---------- Supplied data

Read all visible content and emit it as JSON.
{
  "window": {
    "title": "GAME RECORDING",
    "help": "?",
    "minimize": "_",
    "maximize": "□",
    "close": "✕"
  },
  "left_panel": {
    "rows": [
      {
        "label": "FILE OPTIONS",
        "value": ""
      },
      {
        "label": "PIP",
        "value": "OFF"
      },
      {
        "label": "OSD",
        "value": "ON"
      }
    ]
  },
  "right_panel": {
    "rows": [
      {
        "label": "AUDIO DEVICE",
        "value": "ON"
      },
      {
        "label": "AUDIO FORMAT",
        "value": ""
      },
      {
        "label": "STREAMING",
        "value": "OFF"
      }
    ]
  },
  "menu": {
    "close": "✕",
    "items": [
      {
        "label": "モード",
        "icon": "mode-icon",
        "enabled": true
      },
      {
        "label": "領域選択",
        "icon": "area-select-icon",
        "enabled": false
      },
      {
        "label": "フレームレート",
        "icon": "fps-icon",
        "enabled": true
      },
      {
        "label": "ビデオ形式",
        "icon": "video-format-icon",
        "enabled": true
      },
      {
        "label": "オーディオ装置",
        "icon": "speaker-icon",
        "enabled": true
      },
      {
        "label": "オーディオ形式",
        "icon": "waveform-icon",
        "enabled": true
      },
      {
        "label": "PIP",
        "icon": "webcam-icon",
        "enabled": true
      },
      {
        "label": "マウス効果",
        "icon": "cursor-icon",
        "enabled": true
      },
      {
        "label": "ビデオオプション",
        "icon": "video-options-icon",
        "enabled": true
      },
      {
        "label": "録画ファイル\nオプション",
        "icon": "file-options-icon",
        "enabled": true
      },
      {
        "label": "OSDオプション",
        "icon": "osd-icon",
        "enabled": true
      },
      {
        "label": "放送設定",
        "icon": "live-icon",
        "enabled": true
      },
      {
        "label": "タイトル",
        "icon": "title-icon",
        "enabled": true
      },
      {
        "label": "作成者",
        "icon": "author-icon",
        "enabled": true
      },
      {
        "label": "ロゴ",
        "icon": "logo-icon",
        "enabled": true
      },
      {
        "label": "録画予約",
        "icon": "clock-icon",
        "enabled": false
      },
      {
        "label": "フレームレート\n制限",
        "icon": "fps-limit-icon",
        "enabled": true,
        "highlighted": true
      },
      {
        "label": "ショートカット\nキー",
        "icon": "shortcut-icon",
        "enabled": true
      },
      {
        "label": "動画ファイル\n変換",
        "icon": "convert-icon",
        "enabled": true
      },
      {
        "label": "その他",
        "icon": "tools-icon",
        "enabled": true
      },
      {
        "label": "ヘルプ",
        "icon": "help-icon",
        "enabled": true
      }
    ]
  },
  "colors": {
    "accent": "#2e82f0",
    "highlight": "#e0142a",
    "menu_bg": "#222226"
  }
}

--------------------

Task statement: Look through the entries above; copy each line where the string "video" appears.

Reply to the exercise:
        "icon": "video-format-icon",
        "icon": "video-options-icon",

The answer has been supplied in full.